# [EXCERPTED DATA]

■ ■ ■ ■ ■ ■ ■

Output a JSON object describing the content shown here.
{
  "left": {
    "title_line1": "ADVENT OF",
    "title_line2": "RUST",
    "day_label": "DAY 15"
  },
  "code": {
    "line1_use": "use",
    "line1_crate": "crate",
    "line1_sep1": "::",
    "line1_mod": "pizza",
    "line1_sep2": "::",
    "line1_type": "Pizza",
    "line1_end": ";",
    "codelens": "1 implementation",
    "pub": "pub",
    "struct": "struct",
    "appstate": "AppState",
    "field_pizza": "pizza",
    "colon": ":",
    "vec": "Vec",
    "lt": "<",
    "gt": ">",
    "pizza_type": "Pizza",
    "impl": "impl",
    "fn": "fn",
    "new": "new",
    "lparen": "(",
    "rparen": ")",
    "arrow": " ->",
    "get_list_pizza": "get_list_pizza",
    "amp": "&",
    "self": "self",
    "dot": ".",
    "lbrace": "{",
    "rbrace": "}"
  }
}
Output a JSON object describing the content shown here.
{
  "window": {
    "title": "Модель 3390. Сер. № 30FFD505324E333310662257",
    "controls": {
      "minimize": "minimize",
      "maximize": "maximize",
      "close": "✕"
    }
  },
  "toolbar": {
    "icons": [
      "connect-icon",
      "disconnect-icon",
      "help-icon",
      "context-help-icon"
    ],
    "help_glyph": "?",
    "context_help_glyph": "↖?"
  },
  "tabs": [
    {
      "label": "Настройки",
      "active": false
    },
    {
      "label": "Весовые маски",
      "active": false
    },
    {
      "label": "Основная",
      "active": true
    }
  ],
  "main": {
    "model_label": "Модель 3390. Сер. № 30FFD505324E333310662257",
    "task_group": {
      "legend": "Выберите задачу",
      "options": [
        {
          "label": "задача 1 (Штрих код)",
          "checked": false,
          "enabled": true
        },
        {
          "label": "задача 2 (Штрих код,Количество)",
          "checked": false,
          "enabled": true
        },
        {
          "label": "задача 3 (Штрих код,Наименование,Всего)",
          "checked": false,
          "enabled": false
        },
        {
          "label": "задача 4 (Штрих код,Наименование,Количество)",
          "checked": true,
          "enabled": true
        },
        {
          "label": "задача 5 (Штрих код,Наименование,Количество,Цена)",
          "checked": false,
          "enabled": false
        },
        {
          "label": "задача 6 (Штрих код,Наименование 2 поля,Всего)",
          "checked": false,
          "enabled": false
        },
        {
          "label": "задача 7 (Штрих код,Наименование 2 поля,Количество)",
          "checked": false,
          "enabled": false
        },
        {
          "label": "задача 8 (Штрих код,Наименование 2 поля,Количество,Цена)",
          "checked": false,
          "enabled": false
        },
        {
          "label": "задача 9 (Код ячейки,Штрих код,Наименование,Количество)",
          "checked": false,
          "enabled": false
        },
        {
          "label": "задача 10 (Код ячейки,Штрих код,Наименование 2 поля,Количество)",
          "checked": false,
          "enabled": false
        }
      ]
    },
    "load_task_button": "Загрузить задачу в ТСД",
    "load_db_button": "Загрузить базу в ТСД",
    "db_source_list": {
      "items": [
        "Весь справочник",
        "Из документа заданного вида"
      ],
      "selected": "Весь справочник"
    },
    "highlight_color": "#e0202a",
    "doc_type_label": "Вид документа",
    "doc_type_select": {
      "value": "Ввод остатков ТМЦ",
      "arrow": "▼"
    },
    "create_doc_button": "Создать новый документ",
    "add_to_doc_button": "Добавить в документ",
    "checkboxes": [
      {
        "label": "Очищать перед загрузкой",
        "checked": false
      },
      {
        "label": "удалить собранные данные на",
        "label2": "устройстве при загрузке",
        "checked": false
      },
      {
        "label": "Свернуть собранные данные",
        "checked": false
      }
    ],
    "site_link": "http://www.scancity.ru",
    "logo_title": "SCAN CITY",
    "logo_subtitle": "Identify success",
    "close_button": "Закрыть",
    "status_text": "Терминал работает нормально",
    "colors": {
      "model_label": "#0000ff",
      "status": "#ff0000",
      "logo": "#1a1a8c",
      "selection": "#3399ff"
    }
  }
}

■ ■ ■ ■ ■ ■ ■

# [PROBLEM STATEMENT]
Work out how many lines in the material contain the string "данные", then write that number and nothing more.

# [TASK ANSWER]
2